how do you find the time it takes for the second order reactions to take place in 7B.13? what formula do we need to use?

Posted: **Mon Mar 04, 2019 5:38 pm**

you use the half life equation for second order reactions first. With it, you can use the half life and [A]0 value they give you to solve for k.

once you have k, you can solve for the t values by using the integrated rate law equation

(you'll have to use (1/n)([A]o) where 1/n represents the concentration decrease)

once you have k, you can solve for the t values by using the integrated rate law equation

(you'll have to use (1/n)([A]o) where 1/n represents the concentration decrease)

Posted: **Sun Mar 10, 2019 3:50 pm**

The half-life of A in a second-order reaction is 50.5 s when [A]not=0.9=84 mol*L^-1. Calculate the time needed for the concentration of of A to decrease to (a) one-sixteenth; (b)one-fourth; (c) one-fifth of its original value.

Plugging-in the calculated k value and the given initial concentration into the integrated rate law equation, the only variable left to solve for is t.

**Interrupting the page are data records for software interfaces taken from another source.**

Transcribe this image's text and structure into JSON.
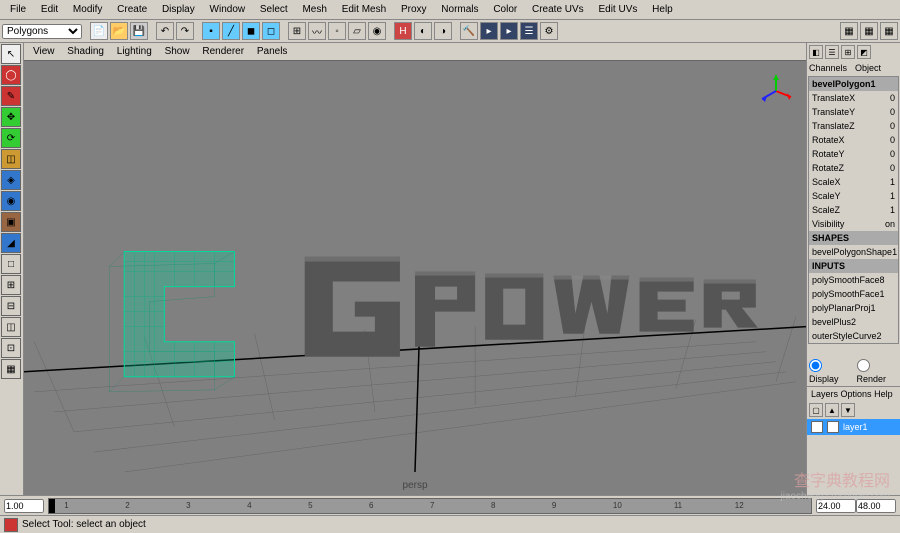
{
  "menubar": [
    "File",
    "Edit",
    "Modify",
    "Create",
    "Display",
    "Window",
    "Select",
    "Mesh",
    "Edit Mesh",
    "Proxy",
    "Normals",
    "Color",
    "Create UVs",
    "Edit UVs",
    "Help"
  ],
  "dropdown": "Polygons",
  "viewport_menu": [
    "View",
    "Shading",
    "Lighting",
    "Show",
    "Renderer",
    "Panels"
  ],
  "channels": {
    "tabs": [
      "Channels",
      "Object"
    ],
    "object_name": "bevelPolygon1",
    "attrs": [
      {
        "k": "TranslateX",
        "v": "0"
      },
      {
        "k": "TranslateY",
        "v": "0"
      },
      {
        "k": "TranslateZ",
        "v": "0"
      },
      {
        "k": "RotateX",
        "v": "0"
      },
      {
        "k": "RotateY",
        "v": "0"
      },
      {
        "k": "RotateZ",
        "v": "0"
      },
      {
        "k": "ScaleX",
        "v": "1"
      },
      {
        "k": "ScaleY",
        "v": "1"
      },
      {
        "k": "ScaleZ",
        "v": "1"
      },
      {
        "k": "Visibility",
        "v": "on"
      }
    ],
    "shapes_header": "SHAPES",
    "shapes": [
      "bevelPolygonShape1"
    ],
    "inputs_header": "INPUTS",
    "inputs": [
      "polySmoothFace8",
      "polySmoothFace1",
      "polyPlanarProj1",
      "bevelPlus2",
      "outerStyleCurve2"
    ]
  },
  "display_tabs": {
    "display": "Display",
    "render": "Render"
  },
  "layers_menu": [
    "Layers",
    "Options",
    "Help"
  ],
  "layer1": "layer1",
  "timeline": {
    "start": "1.00",
    "end1": "24.00",
    "end2": "48.00",
    "end3": "48.00"
  },
  "status": "Select Tool: select an object",
  "persp": "persp",
  "watermark": {
    "main": "查字典教程网",
    "sub": "jiaocheng.chazidian.com"
  },
  "colors": {
    "wireframe": "#00d99e",
    "mesh": "#555555",
    "bg": "#808080",
    "select_blue": "#3399ff"
  }
}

Plugging-in the calculated k value and the given initial concentration into the integrated rate law equation, the only variable left to solve for is t.

Posted: **Fri Mar 15, 2019 3:07 pm**

First, you find k using the second order half-life equation, then you isolate t in the integrated rate law to solve for it. Because we already have the ratio of initial to final concentrations, you can use that to relate the two fractions together, making [A]t the same as [A]0. You can then subtract using the ratio and plug in the k you solved for and the given initial concentration.